Start of TASK INPUT
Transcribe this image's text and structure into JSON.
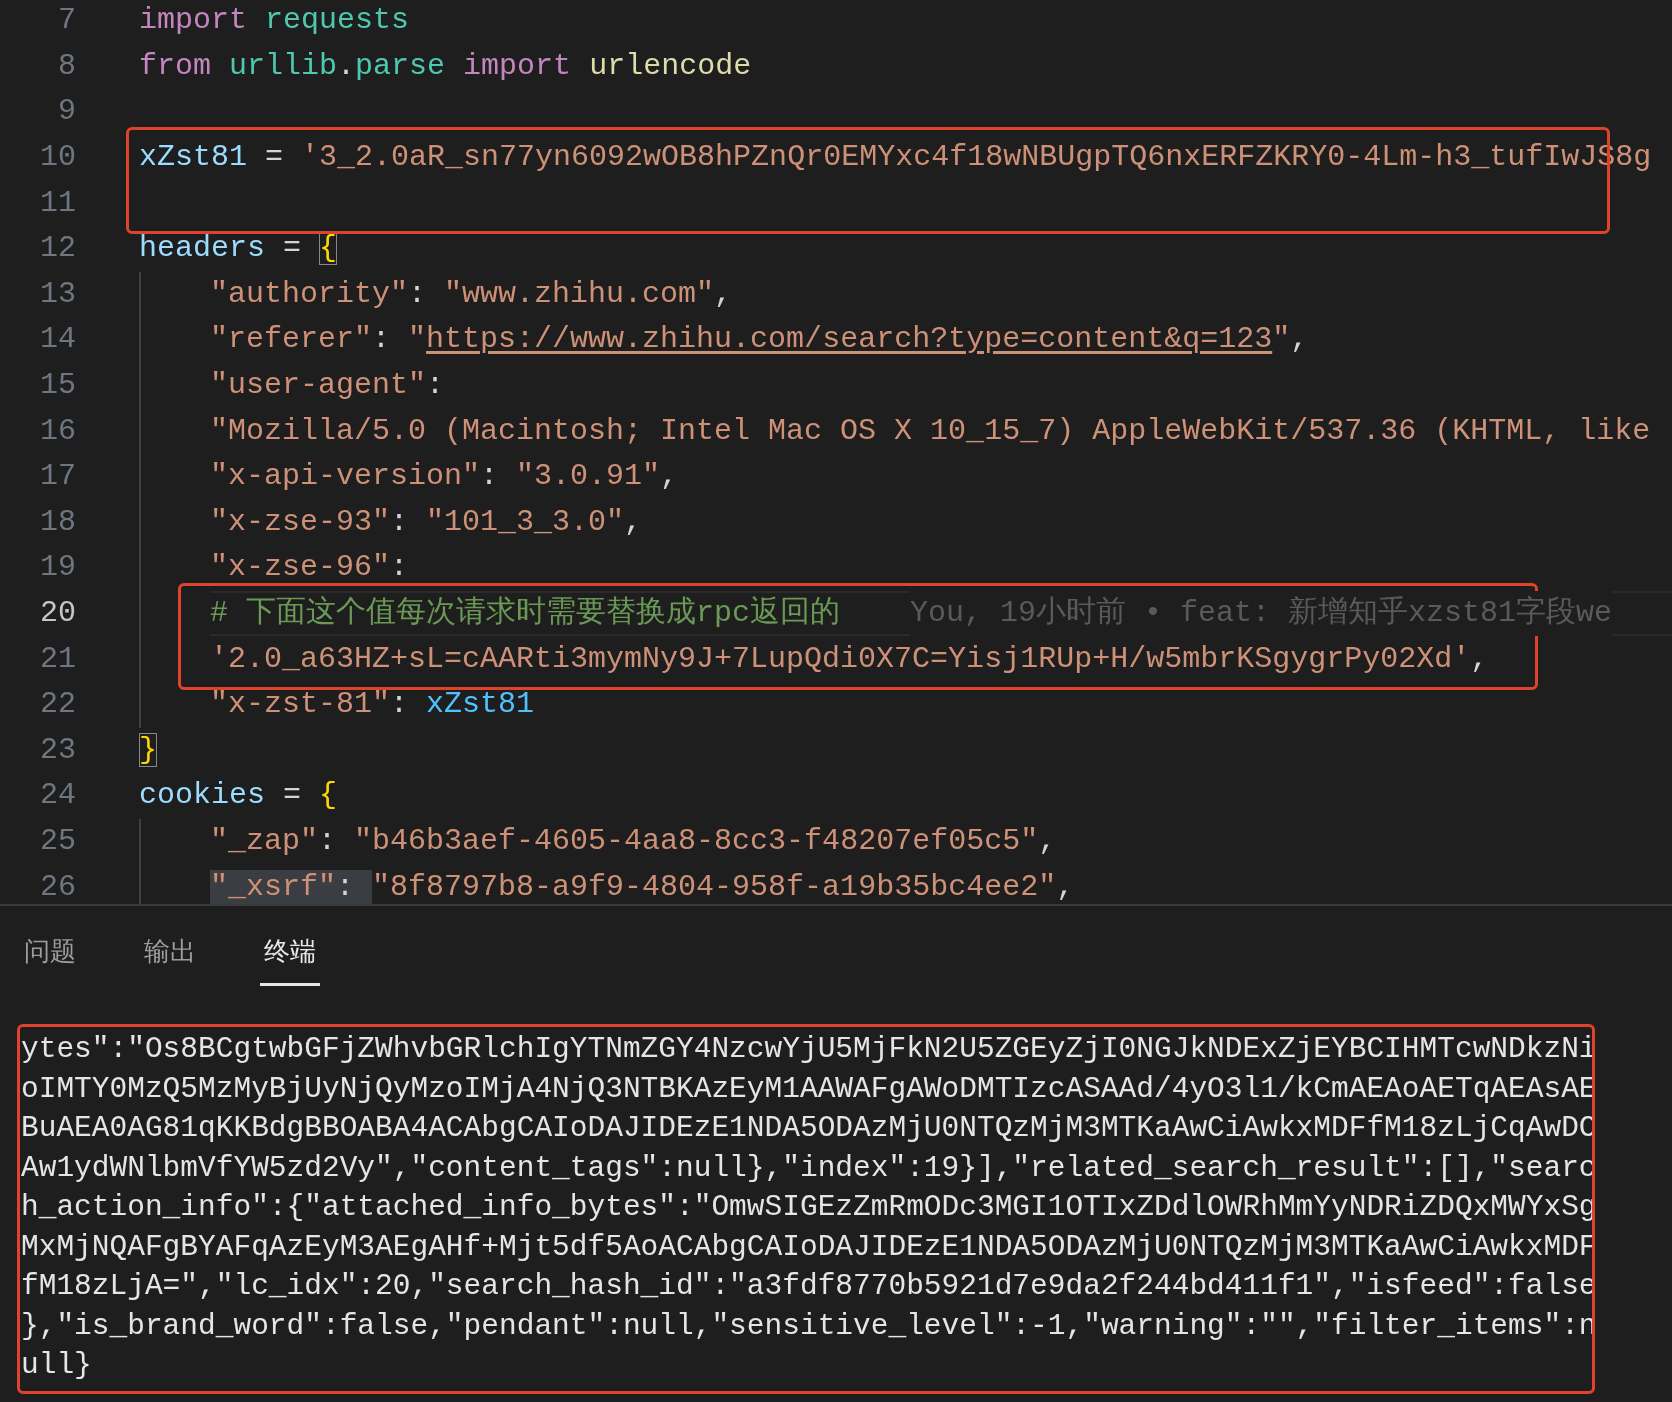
{
  "editor": {
    "lines": [
      {
        "number": "7",
        "current": false,
        "boxed": false,
        "tokens": [
          {
            "text": "import ",
            "kind": "keyword"
          },
          {
            "text": "requests",
            "kind": "module"
          }
        ]
      },
      {
        "number": "8",
        "current": false,
        "boxed": false,
        "tokens": [
          {
            "text": "from ",
            "kind": "keyword"
          },
          {
            "text": "urllib",
            "kind": "module"
          },
          {
            "text": ".",
            "kind": "plain"
          },
          {
            "text": "parse ",
            "kind": "module"
          },
          {
            "text": "import ",
            "kind": "keyword"
          },
          {
            "text": "urlencode",
            "kind": "function"
          }
        ]
      },
      {
        "number": "9",
        "current": false,
        "boxed": false
      },
      {
        "number": "10",
        "current": false,
        "boxed": true,
        "tokens": [
          {
            "text": "xZst81",
            "kind": "variable"
          },
          {
            "text": " = ",
            "kind": "plain"
          },
          {
            "text": "'3_2.0aR_sn77yn6092wOB8hPZnQr0EMYxc4f18wNBUgpTQ6nxERFZKRY0-4Lm-h3_tufIwJS8g",
            "kind": "string"
          }
        ]
      },
      {
        "number": "11",
        "current": false,
        "boxed": true
      },
      {
        "number": "12",
        "current": false,
        "boxed": false,
        "tokens": [
          {
            "text": "headers",
            "kind": "variable"
          },
          {
            "text": " = ",
            "kind": "plain"
          },
          {
            "text": "{",
            "kind": "bracket",
            "matched": true
          }
        ],
        "children": [
          {
            "number": "13",
            "current": false,
            "boxed": false,
            "tokens": [
              {
                "text": "\"authority\"",
                "kind": "string"
              },
              {
                "text": ": ",
                "kind": "plain"
              },
              {
                "text": "\"www.zhihu.com\"",
                "kind": "string"
              },
              {
                "text": ",",
                "kind": "plain"
              }
            ]
          },
          {
            "number": "14",
            "current": false,
            "boxed": false,
            "tokens": [
              {
                "text": "\"referer\"",
                "kind": "string"
              },
              {
                "text": ": ",
                "kind": "plain"
              },
              {
                "text": "\"",
                "kind": "string"
              },
              {
                "text": "https://www.zhihu.com/search?type=content&q=123",
                "kind": "link"
              },
              {
                "text": "\"",
                "kind": "string"
              },
              {
                "text": ",",
                "kind": "plain"
              }
            ]
          },
          {
            "number": "15",
            "current": false,
            "boxed": false,
            "tokens": [
              {
                "text": "\"user-agent\"",
                "kind": "string"
              },
              {
                "text": ":",
                "kind": "plain"
              }
            ]
          },
          {
            "number": "16",
            "current": false,
            "boxed": false,
            "tokens": [
              {
                "text": "\"Mozilla/5.0 (Macintosh; Intel Mac OS X 10_15_7) AppleWebKit/537.36 (KHTML, like",
                "kind": "string"
              }
            ]
          },
          {
            "number": "17",
            "current": false,
            "boxed": false,
            "tokens": [
              {
                "text": "\"x-api-version\"",
                "kind": "string"
              },
              {
                "text": ": ",
                "kind": "plain"
              },
              {
                "text": "\"3.0.91\"",
                "kind": "string"
              },
              {
                "text": ",",
                "kind": "plain"
              }
            ]
          },
          {
            "number": "18",
            "current": false,
            "boxed": false,
            "tokens": [
              {
                "text": "\"x-zse-93\"",
                "kind": "string"
              },
              {
                "text": ": ",
                "kind": "plain"
              },
              {
                "text": "\"101_3_3.0\"",
                "kind": "string"
              },
              {
                "text": ",",
                "kind": "plain"
              }
            ]
          },
          {
            "number": "19",
            "current": false,
            "boxed": false,
            "tokens": [
              {
                "text": "\"x-zse-96\"",
                "kind": "string"
              },
              {
                "text": ":",
                "kind": "plain"
              }
            ]
          },
          {
            "number": "20",
            "current": true,
            "boxed": true,
            "tokens": [
              {
                "text": "# 下面这个值每次请求时需要替换成rpc返回的",
                "kind": "comment"
              }
            ],
            "blame": "You, 19小时前 • feat: 新增知乎xzst81字段we"
          },
          {
            "number": "21",
            "current": false,
            "boxed": true,
            "tokens": [
              {
                "text": "'2.0_a63HZ+sL=cAARti3mymNy9J+7LupQdi0X7C=Yisj1RUp+H/w5mbrKSgygrPy02Xd'",
                "kind": "string"
              },
              {
                "text": ",",
                "kind": "plain"
              }
            ]
          },
          {
            "number": "22",
            "current": false,
            "boxed": false,
            "tokens": [
              {
                "text": "\"x-zst-81\"",
                "kind": "string"
              },
              {
                "text": ": ",
                "kind": "plain"
              },
              {
                "text": "xZst81",
                "kind": "constant"
              }
            ]
          }
        ]
      },
      {
        "number": "23",
        "current": false,
        "boxed": false,
        "tokens": [
          {
            "text": "}",
            "kind": "bracket",
            "matched": true
          }
        ]
      },
      {
        "number": "24",
        "current": false,
        "boxed": false,
        "tokens": [
          {
            "text": "cookies",
            "kind": "variable"
          },
          {
            "text": " = ",
            "kind": "plain"
          },
          {
            "text": "{",
            "kind": "bracket",
            "matched": false
          }
        ],
        "children": [
          {
            "number": "25",
            "current": false,
            "boxed": false,
            "tokens": [
              {
                "text": "\"_zap\"",
                "kind": "string"
              },
              {
                "text": ": ",
                "kind": "plain"
              },
              {
                "text": "\"b46b3aef-4605-4aa8-8cc3-f48207ef05c5\"",
                "kind": "string"
              },
              {
                "text": ",",
                "kind": "plain"
              }
            ]
          },
          {
            "number": "26",
            "current": false,
            "boxed": false,
            "tokens": [
              {
                "text": "\"_xsrf\"",
                "kind": "string",
                "selected": true
              },
              {
                "text": ": ",
                "kind": "plain",
                "selected": true
              },
              {
                "text": "\"8f8797b8-a9f9-4804-958f-a19b35bc4ee2\"",
                "kind": "string",
                "selected": false
              },
              {
                "text": ",",
                "kind": "plain",
                "selected": false
              }
            ]
          }
        ]
      }
    ]
  },
  "panel": {
    "tabs": [
      {
        "label": "问题",
        "selected": false
      },
      {
        "label": "输出",
        "selected": false
      },
      {
        "label": "终端",
        "selected": true
      }
    ],
    "terminal": {
      "boxed": true,
      "lines": [
        "ytes\":\"Os8BCgtwbGFjZWhvbGRlchIgYTNmZGY4NzcwYjU5MjFkN2U5ZGEyZjI0NGJkNDExZjEYBCIHMTcwNDkzNi",
        "oIMTY0MzQ5MzMyBjUyNjQyMzoIMjA4NjQ3NTBKAzEyM1AAWAFgAWoDMTIzcASAAd/4yO3l1/kCmAEAoAETqAEAsAE",
        "BuAEA0AG81qKKBdgBBOABA4ACAbgCAIoDAJIDEzE1NDA5ODAzMjU0NTQzMjM3MTKaAwCiAwkxMDFfM18zLjCqAwDC",
        "Aw1ydWNlbmVfYW5zd2Vy\",\"content_tags\":null},\"index\":19}],\"related_search_result\":[],\"searc",
        "h_action_info\":{\"attached_info_bytes\":\"OmwSIGEzZmRmODc3MGI1OTIxZDdlOWRhMmYyNDRiZDQxMWYxSg",
        "MxMjNQAFgBYAFqAzEyM3AEgAHf+Mjt5df5AoACAbgCAIoDAJIDEzE1NDA5ODAzMjU0NTQzMjM3MTKaAwCiAwkxMDF",
        "fM18zLjA=\",\"lc_idx\":20,\"search_hash_id\":\"a3fdf8770b5921d7e9da2f244bd411f1\",\"isfeed\":false",
        "},\"is_brand_word\":false,\"pendant\":null,\"sensitive_level\":-1,\"warning\":\"\",\"filter_items\":n",
        "ull}"
      ]
    }
  }
}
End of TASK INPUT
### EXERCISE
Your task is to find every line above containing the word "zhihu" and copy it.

### OUTPUT FOR THIS EXERCISE
                "text": "\"www.zhihu.com\"",
                "text": "https://www.zhihu.com/search?type=content&q=123",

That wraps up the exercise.